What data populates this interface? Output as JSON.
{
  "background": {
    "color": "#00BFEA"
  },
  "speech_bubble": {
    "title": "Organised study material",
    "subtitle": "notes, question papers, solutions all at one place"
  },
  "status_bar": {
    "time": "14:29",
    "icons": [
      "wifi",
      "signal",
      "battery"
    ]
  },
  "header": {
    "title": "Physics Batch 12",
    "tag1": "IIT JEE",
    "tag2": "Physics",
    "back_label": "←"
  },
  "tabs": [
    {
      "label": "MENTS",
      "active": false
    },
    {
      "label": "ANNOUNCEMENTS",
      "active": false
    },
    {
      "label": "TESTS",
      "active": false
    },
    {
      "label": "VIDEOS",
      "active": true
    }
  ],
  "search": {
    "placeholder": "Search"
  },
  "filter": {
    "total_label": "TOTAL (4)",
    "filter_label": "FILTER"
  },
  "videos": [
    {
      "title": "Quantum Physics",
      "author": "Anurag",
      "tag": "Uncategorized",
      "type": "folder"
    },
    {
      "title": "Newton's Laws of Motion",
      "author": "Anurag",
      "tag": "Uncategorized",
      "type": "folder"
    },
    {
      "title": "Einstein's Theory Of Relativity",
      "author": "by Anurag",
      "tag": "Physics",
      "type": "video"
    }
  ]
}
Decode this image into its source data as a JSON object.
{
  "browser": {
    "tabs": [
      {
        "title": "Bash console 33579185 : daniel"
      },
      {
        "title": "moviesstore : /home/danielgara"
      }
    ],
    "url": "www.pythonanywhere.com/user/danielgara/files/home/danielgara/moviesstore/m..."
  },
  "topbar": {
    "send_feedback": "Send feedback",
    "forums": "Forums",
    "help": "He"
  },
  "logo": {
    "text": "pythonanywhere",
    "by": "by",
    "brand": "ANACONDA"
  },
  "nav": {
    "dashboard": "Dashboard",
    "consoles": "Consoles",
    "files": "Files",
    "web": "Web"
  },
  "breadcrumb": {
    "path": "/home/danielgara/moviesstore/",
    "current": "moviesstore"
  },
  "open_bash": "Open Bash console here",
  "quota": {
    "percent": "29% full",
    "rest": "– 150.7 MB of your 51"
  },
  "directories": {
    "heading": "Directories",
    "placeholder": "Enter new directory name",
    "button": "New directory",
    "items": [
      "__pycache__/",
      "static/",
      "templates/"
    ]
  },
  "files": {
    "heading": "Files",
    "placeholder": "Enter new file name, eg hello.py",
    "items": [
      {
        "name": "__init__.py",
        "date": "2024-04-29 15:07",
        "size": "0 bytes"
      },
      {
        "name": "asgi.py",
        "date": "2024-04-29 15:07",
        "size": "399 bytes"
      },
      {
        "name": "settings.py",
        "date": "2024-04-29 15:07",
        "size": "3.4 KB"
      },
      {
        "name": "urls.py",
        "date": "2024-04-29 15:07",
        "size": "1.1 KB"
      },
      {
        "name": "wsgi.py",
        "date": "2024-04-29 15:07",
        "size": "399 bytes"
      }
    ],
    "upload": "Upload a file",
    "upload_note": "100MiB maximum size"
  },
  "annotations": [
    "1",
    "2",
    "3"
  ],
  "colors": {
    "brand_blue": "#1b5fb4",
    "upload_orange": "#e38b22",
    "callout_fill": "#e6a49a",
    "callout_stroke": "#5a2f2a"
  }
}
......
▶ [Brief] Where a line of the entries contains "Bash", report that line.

▶ [Answer for this exercise]
        "title": "Bash console 33579185 : daniel"
  "open_bash": "Open Bash console here",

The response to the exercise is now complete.